Next we find Behind the Scenes of John Q., a 16-minute and 53-second featurette about the movie. It packs the usual mix of movie scenes, behind the scenes material, and interview bits with director Nick Cassavetes, producer Mark Burg, heart transplant consultant Dr. Mehmet Oz, body effects designer Alec Gillis, and Denzel Washington, Kimberly Elise, Robert Duvall, Ray Liotta, Anne Heche, James Woods, and Daniel E. Smith. On the positive side, the shots from the set usually seemed interesting, and Woods and Washington tossed in some decent notes about their work.
However, the program included way too many film clips, especially since it was designed to be watched during the movie. Much of the interview footage appeared fairly bland, and the choppiness necessary for the infinifilm format also harmed the show; it split into 18 chapters, which meant each segment average less than a minute apiece. The show worked well enough to merit a viewing, but it could have been richer and more complex.
Within Deleted/Alternate Scenes, we get six different clips. These run between 67 seconds and nine minutes, 33 seconds for a total of 21 minutes and one second of footage. All of them appeared anamorphic 1.85:1 with either Dolby Digital 5.1 or Dolby Surround 2.0 audio. The clips seemed no better or worse than the material that made the final cut, but some were redundant or just went on too long. Still, they were interesting to see as alternate looks at the product.
The scenes can be viewed with commentary from director Cassavetes and writer Kearns. Both provided a lot of good information. They directly covered the reasons for the changes, and they added some nice production notes about the segments. Their statements added a lot to this segment of the package.
A few minor pieces round out the DVD. In addition to the film’s Theatrical Trailer - presented anamorphic 1.85:1 with Dolby Digital 5.1 sound - we get the Original Theatrical Press Kit. This includes three domains. “The Production” features stillframes with a lot of good, detailed text about the film. “The Cast” offers entries on actors Denzel Washington, Robert Duvall, James Woods, Anne Heche, Ray Liotta, Kimberly Elise, Eddie Griffin, Shawn Hatosy, and Daniel E. Smith. “The Filmmakers” adds listings for director Nick Cassavetes, producers Mark Burg and Oren Koules, executive producer Avram Butch Kaplan, screenwriter James Kearns, director of photography Rogier Stoffers, production designer Stefania Cella, costume designer Beatrix Aruna Pasztor, editor Dede Allen, and composer Aaron Zigman. For the most part, “The Cast” and “The Filmmakers” consist of annotated filmographies; a few deeper details appear, but not many.
In addition to all of this, John Q. adds some DVD-ROM materials. “Script to Screen” lets you read the original script while you watch the movie; the video runs in a small screen on the left as the text displays on the right half of the screen.
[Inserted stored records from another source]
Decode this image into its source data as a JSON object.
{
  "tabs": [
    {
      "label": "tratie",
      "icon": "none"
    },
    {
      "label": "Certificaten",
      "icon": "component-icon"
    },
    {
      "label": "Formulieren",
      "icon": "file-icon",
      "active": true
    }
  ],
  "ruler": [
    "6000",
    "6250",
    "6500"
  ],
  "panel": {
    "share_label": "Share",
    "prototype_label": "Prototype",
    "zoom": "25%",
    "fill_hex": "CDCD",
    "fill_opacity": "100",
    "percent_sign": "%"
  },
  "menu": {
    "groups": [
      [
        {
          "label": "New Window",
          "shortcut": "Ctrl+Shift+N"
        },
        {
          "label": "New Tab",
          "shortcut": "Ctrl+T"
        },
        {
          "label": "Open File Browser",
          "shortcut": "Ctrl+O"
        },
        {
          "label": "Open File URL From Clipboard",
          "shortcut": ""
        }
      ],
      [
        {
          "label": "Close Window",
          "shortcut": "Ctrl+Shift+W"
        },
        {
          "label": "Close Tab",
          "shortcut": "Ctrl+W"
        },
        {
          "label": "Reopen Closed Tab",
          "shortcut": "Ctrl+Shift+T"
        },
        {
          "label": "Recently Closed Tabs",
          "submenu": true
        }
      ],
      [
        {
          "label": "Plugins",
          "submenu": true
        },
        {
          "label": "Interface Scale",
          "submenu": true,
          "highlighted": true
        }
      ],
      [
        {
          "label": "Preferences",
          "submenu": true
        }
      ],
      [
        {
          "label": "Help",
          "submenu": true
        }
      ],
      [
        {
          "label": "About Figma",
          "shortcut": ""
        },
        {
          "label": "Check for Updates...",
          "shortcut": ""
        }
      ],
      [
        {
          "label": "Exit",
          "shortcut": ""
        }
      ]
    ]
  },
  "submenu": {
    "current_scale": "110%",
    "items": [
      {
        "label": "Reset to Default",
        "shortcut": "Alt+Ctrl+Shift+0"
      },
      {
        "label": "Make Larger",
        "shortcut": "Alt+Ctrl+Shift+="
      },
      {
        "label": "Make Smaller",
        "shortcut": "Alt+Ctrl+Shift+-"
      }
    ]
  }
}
We get a link to the movie’s “Original Website”. This packs the whole site onto the DVD, which makes it nicely easy to access.
On other DVDs, the “Hot Spot” sent you to a New Line site that apparently offers revolving pieces of information and activities. When I checked it out for other discs like Dungeons And Dragons, it went to a trivia game that asked questions about a variety of New Line films. However, as I write almost a month before John Q. hits stores, the link doesn’t work; hopefully it’ll become active when the DVD officially arrives. We also find a link to the official infinifilm Website.
Often laughable, usually inane, John Q. totally wastes a solid cast and an intriguing premise. The movie feels like a very bad episode of ER as it provides a moronically simplistic and manipulative experience. The DVD offers very good picture and sound and also includes a pretty positive roster of extras. For fans of the movie, I wholeheartedly recommend this solid DVD. I think others should leave it on the shelf and spare themselves the pain.